● Work request: Lines with the word "placeholder" in them must be copied from the records below.
═════ Entries shown
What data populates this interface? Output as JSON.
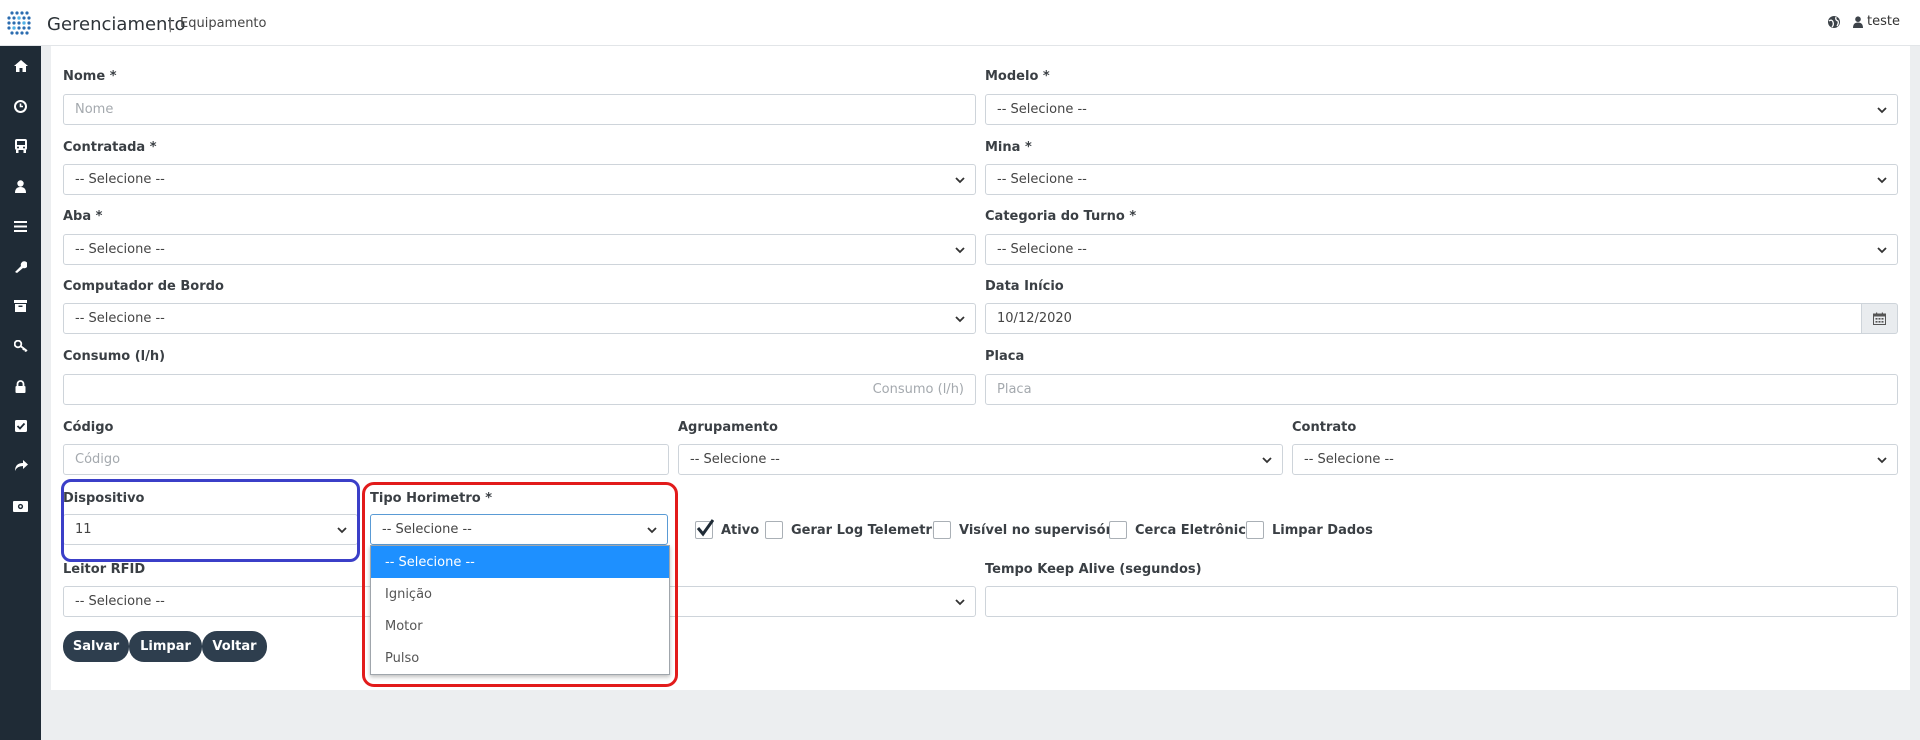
{
  "header": {
    "app_title": "Gerenciamento",
    "separator": "|",
    "breadcrumb": "Equipamento",
    "user": "teste",
    "globe_icon": "globe-icon",
    "user_icon": "user-icon"
  },
  "sidebar": {
    "items": [
      "home-icon",
      "clock-icon",
      "bus-icon",
      "user-icon",
      "menu-icon",
      "wrench-icon",
      "archive-icon",
      "key-icon",
      "lock-icon",
      "checkbox-icon",
      "share-icon",
      "money-icon"
    ]
  },
  "form": {
    "nome": {
      "label": "Nome *",
      "placeholder": "Nome"
    },
    "modelo": {
      "label": "Modelo *",
      "value": "-- Selecione --"
    },
    "contratada": {
      "label": "Contratada *",
      "value": "-- Selecione --"
    },
    "mina": {
      "label": "Mina *",
      "value": "-- Selecione --"
    },
    "aba": {
      "label": "Aba *",
      "value": "-- Selecione --"
    },
    "categoria_turno": {
      "label": "Categoria do Turno *",
      "value": "-- Selecione --"
    },
    "computador_bordo": {
      "label": "Computador de Bordo",
      "value": "-- Selecione --"
    },
    "data_inicio": {
      "label": "Data Início",
      "value": "10/12/2020"
    },
    "consumo": {
      "label": "Consumo (l/h)",
      "placeholder": "Consumo (l/h)"
    },
    "placa": {
      "label": "Placa",
      "placeholder": "Placa"
    },
    "codigo": {
      "label": "Código",
      "placeholder": "Código"
    },
    "agrupamento": {
      "label": "Agrupamento",
      "value": "-- Selecione --"
    },
    "contrato": {
      "label": "Contrato",
      "value": "-- Selecione --"
    },
    "dispositivo": {
      "label": "Dispositivo",
      "value": "11"
    },
    "tipo_horimetro": {
      "label": "Tipo Horimetro *",
      "value": "-- Selecione --",
      "options": [
        "-- Selecione --",
        "Ignição",
        "Motor",
        "Pulso"
      ]
    },
    "checkboxes": [
      {
        "label": "Ativo",
        "checked": true
      },
      {
        "label": "Gerar Log Telemetria",
        "checked": false
      },
      {
        "label": "Visível no supervisório",
        "checked": false
      },
      {
        "label": "Cerca Eletrônica",
        "checked": false
      },
      {
        "label": "Limpar Dados",
        "checked": false
      }
    ],
    "leitor_rfid": {
      "label": "Leitor RFID",
      "value": "-- Selecione --"
    },
    "tempo_keep_alive": {
      "label": "Tempo Keep Alive (segundos)",
      "value": ""
    }
  },
  "buttons": {
    "save": "Salvar",
    "clear": "Limpar",
    "back": "Voltar"
  },
  "colors": {
    "sidebar": "#1f2b36",
    "button": "#2e3e4e",
    "selected_option": "#1e90ff",
    "highlight_blue": "#3b3fc8",
    "highlight_red": "#e21b1b"
  }
}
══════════
● Output for this exercise:
      "placeholder": "Nome"
      "placeholder": "Consumo (l/h)"
      "placeholder": "Placa"
      "placeholder": "Código"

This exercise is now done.